First thing, I have to stress about my drag racing career, my racing was never a hobby, even when it was on a hobby level, before I became a traveling professional drag racer. In the beginning, in 1969, as a regional sportsman drag racer I also owned a two year old, hands on automotive shop specializing in high performance car service. I realized immediately, even racing on an amateur level, it was ‘Race on Sunday and Sell on Monday!’
Who would take their vehicle to be repaired, or have a hot rod or race engine built, by a loser. I had no choice but to work hard, do well and win. And win I did. By 1976 I became a professional traveling Pro Stock drag racer. I was then getting not only local, but also national coverage. My motto, "Race on Sunday and Sell on Monday", became even more important. My racing successes during my career has gifted me with more business than I can finish if I worked till I am 100. Retiring from my business is not an option; I’m 74 and will build performance and race engines till I drop.
I have said many times, jokingly, in interviews, "Drag Racing made me semi famous. I got away in one piece, kind of, but I didn’t end up wealthy. Hey! Two out of three isn’t bad! "
Linda Lou and I are okay and we’ll get by. I consider myself very lucky. Many of my race victim peers are dead or crippled and I’m still up on the tires! And so is Linda Lou. She just came from substitute teaching as I was writing this. Linda, now 73, taught 40 years full bore. Now retired, she subs every chance she can, which is constantly. Add the sub years and she has now taught 51 years. Linda was a first year teacher when I met her in 1964.
As I look around my shop, there are mementos displayed for 55 years of racing. Many of which are broken pieces. Everything from burnt pistons, broken rods, cranks, flywheels, clutches, engine blocks, cylinder heads, transmission and rear end broken pieces. Then there are crashed race car body parts made of steel, aluminum, magnesium, fiberglass and carbon fiber. There are crashed doors, hoods, roofs, escape hatches, front clips, spoilers, fenders, quarter panels, wheels, broken lexan windows and more.
I had to rotate this picture. Fender and hood are from W. Bird at Md. Door is from my Zephyr Zeke in 1980.
And more includes broken super-expensive suspension parts, cut apart twisted chrome molly tubing sections and worn out parachutes hanging from the rafters. Along with the car pieces, there are discarded scuffed up helmets, burnt and torn fire suits and driving shoes and used seat harnesses.
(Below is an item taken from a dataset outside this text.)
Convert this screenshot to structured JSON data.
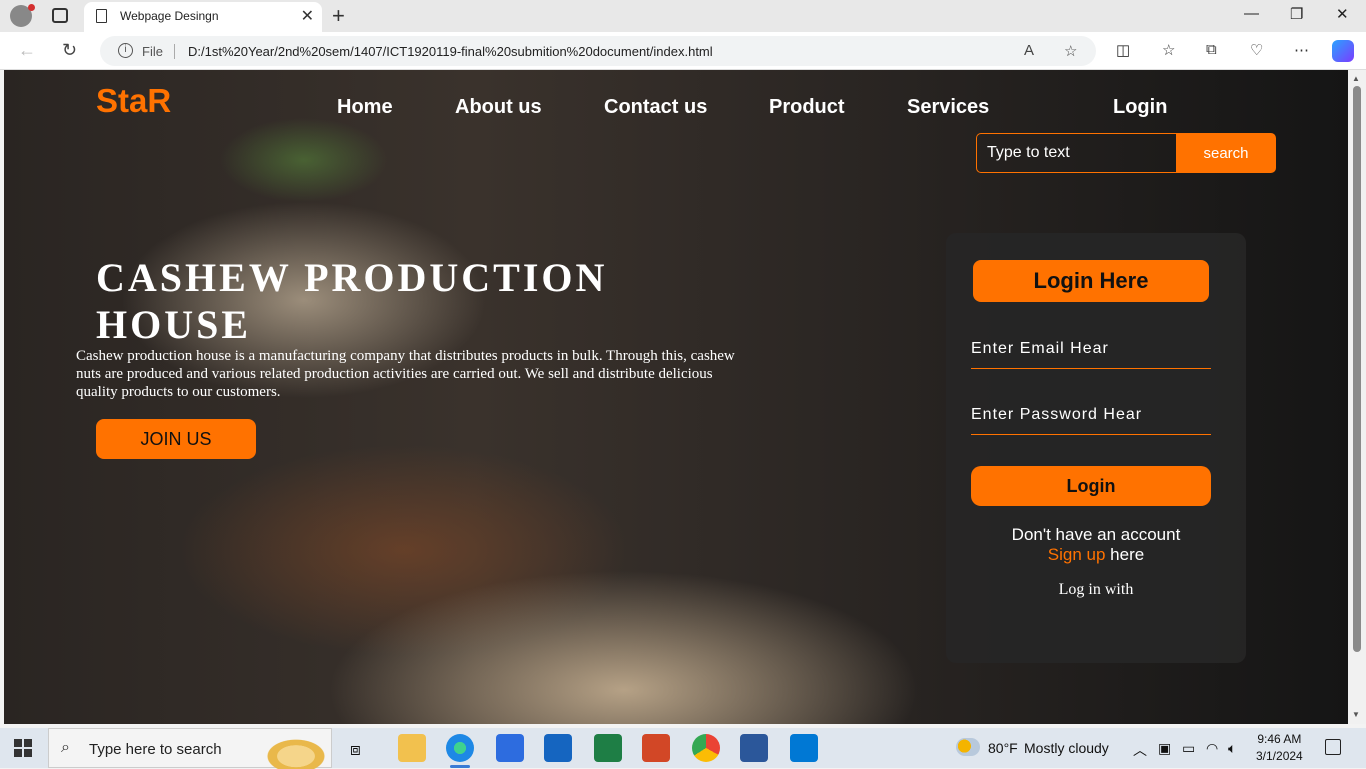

And of course, I have my own physical and mental maladies to remind me of my 5 major crashes, especially the crashes in 1960 and 1975. Ouch!
In the famous words of John Wayne, "A day without pain is like a day without sunshine." For sure pain assures me I’m still alive. Some days I feel like a football player the morning after the season's first practice. Some days are ok.
My broken engine and car pieces, added together, were probably worth serious six figures when in service. A new Pro Modified car, a true player like my last two Thunderbirds, would be worth $400K today. Plus three times that for back up pieces, crew and logistics. But if I had the funding, I would build a new Pro Mod in a heartbeat and drive it myself. But who would be crazy enough to fund a venture like that with a 74 year old man that has marginal health problems? No matter how popular he was.